c. Write a formal letter to the other party. Outline any new points you may have thought of and refer to your previous correspondence. Send a copy to the officer in charge of the area in question, or to the royalty or royal representative nearest the level where you have a dispute. Depending on the situation, it may be a good idea to send copies of the letters you’ve already written or received on the matter with the copy of the current letter you send to the superior; if you are doing so, be sure to mention it in your letter. (It is very important to proceed openly as you pursue your complaint; things are tense enough already without adding a  new–and justified–charge of sneakiness to the general dispute!) Again, set a reasonable time for a reply, and consider it carefully when it arrives. As with step b, continue at this level as long as it looks like there’s any progress.
d. Write directly to the officer in charge of the area in question, with copies to the subject of the dispute, the next higher officer, and the appropriate royalty or royal representative, if any. Explain how you feel you’re being mistreated, and ask for specific help. Include the entire previous correspondence if you have not already shared it with the officer–and mention the enclosures in the text. Evaluate the reply or replies before you decide to go forward.
e. Repeat step d, moving up the organization and including everyone you’ve involved on your copy list. Follow your correspondents’ advice as to whether or not anyone else at or below their level needs to be consulted. Eventually, you run out of levels.
f. If no one else has managed to find a solution, the Board will do so. However, there is no guarantee that you will like what they come up with, and there is nowhere else to turn. Even if you get something resembling what you originally asked for, the effect on the Society may well be regrettable, as the Board finds it almost impossible to deal with a specific situation without touching anything else.

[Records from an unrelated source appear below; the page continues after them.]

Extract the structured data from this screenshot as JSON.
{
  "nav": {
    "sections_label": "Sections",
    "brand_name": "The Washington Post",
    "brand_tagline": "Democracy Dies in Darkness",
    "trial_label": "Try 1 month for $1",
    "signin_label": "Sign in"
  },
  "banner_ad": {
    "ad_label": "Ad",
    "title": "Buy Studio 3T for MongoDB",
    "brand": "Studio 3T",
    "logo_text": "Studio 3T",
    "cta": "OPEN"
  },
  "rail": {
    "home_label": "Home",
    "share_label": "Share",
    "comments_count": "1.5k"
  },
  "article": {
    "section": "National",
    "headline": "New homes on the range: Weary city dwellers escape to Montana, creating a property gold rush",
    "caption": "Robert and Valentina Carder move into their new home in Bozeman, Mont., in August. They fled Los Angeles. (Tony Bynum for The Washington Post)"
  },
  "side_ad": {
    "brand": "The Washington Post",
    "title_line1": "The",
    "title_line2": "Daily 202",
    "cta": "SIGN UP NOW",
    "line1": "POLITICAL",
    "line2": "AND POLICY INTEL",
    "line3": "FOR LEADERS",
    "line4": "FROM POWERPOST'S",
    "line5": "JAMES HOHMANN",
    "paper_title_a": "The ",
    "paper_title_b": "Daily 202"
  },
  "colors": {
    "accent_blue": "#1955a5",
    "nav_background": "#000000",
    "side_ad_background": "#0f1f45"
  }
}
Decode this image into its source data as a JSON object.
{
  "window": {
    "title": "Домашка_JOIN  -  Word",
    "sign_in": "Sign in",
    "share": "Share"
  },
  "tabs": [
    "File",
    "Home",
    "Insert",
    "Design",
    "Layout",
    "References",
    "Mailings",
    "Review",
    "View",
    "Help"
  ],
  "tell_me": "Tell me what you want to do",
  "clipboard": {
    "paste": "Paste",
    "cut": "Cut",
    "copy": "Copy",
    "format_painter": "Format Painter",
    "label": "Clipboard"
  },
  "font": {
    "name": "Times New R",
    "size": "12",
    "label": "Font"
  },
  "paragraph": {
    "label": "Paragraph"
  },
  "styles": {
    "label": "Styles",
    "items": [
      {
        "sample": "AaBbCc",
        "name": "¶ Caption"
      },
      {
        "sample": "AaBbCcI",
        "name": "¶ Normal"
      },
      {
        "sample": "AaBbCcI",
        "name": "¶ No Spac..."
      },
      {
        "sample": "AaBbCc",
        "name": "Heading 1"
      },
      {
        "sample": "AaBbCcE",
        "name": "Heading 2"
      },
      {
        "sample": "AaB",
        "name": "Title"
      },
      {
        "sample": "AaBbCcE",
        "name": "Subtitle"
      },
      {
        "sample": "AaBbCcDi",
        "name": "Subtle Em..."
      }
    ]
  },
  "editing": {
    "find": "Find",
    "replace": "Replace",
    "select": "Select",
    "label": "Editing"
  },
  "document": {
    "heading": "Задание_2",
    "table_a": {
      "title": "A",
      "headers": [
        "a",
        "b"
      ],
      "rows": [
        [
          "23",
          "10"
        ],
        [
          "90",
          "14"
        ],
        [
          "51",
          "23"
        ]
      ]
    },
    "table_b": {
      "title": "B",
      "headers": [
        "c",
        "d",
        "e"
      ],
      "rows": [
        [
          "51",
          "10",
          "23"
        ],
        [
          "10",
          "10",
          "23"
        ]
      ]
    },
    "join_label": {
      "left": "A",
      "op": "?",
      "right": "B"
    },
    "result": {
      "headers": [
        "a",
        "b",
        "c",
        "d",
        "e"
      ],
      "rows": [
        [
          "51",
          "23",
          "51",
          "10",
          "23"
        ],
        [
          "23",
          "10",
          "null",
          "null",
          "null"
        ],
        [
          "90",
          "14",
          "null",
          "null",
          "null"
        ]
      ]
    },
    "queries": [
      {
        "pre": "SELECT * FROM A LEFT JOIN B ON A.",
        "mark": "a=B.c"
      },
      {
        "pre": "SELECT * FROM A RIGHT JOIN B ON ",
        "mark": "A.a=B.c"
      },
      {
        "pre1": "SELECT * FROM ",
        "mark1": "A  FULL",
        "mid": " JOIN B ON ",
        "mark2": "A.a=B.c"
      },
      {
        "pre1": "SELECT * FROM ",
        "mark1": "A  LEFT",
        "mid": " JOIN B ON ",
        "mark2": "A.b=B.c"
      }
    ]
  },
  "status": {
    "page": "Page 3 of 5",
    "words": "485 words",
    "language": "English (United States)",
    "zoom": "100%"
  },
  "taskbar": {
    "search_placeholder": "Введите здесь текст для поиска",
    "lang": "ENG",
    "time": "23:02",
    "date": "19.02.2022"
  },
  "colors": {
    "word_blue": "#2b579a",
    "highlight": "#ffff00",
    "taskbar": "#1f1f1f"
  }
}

g. While it appears cumbersome, this technique should reach some sort of resolution in a matter of months. The greatest number of levels between you and the Board is five, assuming a dispute between members of a canton whose barony is part of a principality. The important thing is getting a solution, NOT getting to the Board, and the approach outlined in this article will probably let you settle the matter without involving the corporate administration at all.